Show each line of the entries below in which the word "participant" appears.

__RECORDED INFORMATION__
▬▬▬▬▬▬
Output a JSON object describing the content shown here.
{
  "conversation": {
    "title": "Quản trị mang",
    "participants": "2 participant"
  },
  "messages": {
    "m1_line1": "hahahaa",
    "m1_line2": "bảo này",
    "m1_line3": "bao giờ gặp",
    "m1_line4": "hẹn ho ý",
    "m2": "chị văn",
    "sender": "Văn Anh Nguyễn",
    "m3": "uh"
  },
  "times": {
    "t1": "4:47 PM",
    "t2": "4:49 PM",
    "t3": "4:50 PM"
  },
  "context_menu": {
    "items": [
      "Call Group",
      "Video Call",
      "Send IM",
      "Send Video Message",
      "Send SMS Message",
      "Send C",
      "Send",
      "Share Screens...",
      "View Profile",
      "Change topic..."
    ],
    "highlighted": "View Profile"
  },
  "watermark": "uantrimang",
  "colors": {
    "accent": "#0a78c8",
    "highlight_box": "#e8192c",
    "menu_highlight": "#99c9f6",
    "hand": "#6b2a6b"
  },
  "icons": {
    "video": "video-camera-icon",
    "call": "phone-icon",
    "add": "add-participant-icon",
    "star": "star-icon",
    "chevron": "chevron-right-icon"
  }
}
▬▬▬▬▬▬
__ANSWER BOX__
    "participants": "2 participant"
    "add": "add-participant-icon",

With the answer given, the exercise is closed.